Large quantities of pumice have washed ashore in Japan, specifically over a wide area of the main island of Okinawa, affecting the fishing and tourism industries and regular shipping routes with remote islands. The pumice is believed to have reached Okinawa and the Amami Islands of Kagoshima over a period of about two months from Fukutoku Okanoba, an underwater volcano in the Ogasawara Islands that erupted in August. According to Matador Network, several Philippines Airlines flights were cancelled to keep ash from damaging the aircrafts’ jet engines
Fukutoku Okanoba, one of Japan’s 111 active volcanoes, is a submarine volcano located north of Minami-iō Island in the Ogasawara Islands. Eruptions recorded in 1904, 1914, and 1986 formed a new island each time, but all of them disappeared shortly thereafter into the sea.
Rafts of the rock can drift in the ocean for months or even years.NASA’s Earth Observatory
Although the 2005 and 2010 eruptions did not result in the formation of a new island, a variation in the color of the surrounding waters was observed, suggesting that eruptive activity continues intermittently.
The eruption that occurred on the 13th of August 2021 raised volcanic smoke to a height of between 16 km and 19 km between 13:20 and 19:50 hours, followed by intermittent eruptions that continued until August 15th. According to the Geological Center of the National Institute of Advanced Industrial Science and Technology, the level of the eruption was ranked as one of the largest to occur in the Japanese archipelago since the Meiji era, second only to that of the Sakurajima volcano in 1914 during the Taishō era.
The large amount of pumice produced by the eruption began drifting toward the Amami and Okinawa islands, about 1,300 km away, since early October, after about two months by ocean currents.

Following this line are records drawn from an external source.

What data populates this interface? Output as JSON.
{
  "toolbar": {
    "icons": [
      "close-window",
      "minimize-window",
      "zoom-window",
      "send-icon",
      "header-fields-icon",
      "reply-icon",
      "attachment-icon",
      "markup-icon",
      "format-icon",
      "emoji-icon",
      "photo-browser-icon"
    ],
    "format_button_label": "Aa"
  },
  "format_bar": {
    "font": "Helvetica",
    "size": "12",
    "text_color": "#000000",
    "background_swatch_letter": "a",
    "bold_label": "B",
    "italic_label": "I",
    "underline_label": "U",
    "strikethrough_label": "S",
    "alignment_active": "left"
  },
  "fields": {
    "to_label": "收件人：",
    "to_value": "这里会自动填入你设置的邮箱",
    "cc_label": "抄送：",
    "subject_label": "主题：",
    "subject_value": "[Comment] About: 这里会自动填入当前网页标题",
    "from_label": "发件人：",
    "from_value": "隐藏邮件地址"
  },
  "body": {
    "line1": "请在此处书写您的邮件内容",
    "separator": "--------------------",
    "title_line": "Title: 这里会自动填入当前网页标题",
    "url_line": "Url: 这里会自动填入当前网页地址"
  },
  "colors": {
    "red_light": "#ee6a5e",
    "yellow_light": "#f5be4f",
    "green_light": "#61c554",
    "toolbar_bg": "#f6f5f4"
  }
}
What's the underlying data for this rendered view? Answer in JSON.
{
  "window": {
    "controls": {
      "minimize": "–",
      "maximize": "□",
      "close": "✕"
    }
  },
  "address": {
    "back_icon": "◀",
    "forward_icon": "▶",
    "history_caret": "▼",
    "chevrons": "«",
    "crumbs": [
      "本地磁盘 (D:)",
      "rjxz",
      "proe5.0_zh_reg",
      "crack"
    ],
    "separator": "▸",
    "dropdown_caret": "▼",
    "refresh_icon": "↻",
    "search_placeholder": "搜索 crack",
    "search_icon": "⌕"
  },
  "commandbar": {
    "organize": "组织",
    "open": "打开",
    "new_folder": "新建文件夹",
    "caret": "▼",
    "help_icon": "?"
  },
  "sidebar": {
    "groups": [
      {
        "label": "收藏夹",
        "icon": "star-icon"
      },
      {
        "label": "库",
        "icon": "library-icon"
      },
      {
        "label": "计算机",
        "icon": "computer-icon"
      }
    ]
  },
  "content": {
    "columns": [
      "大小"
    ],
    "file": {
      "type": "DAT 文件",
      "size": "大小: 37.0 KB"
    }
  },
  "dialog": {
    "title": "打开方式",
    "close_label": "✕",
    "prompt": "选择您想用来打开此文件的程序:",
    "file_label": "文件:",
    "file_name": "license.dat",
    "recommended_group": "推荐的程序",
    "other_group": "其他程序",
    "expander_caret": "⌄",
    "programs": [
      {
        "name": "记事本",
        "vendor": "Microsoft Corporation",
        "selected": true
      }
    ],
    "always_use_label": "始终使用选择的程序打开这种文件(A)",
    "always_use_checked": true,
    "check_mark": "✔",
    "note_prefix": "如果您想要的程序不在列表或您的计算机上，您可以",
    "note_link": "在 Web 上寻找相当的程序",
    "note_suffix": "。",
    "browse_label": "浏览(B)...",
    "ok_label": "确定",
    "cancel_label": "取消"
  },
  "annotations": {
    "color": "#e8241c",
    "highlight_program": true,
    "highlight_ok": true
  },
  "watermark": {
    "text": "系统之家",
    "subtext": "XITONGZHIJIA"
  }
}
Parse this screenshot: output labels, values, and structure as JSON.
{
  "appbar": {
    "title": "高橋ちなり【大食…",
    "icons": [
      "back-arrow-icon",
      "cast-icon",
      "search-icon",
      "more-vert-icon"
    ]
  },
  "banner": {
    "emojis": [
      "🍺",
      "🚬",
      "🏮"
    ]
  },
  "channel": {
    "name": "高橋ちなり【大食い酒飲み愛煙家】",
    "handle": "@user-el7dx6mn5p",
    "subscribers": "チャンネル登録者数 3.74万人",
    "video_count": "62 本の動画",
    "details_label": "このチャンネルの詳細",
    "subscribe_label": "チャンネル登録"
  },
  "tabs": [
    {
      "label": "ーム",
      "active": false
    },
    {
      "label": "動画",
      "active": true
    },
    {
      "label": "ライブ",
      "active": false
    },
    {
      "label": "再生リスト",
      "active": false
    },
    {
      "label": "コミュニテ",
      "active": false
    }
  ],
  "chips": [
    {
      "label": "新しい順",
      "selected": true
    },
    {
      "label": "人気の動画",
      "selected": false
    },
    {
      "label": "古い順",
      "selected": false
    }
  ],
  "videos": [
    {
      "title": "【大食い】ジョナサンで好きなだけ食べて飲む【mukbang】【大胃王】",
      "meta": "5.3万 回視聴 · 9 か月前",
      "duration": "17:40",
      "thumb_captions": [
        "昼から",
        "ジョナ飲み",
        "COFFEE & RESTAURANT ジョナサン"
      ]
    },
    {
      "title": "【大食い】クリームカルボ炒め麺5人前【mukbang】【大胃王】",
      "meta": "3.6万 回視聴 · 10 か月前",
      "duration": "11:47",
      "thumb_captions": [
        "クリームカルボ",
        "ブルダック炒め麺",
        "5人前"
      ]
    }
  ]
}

On Okinawa, the pumice has covered the coastline and harbors, affecting the fishing industry and inter-island traffic.
The pumice is now expected to approach the Tōkai and Kantō regions in the Kuroshio Current.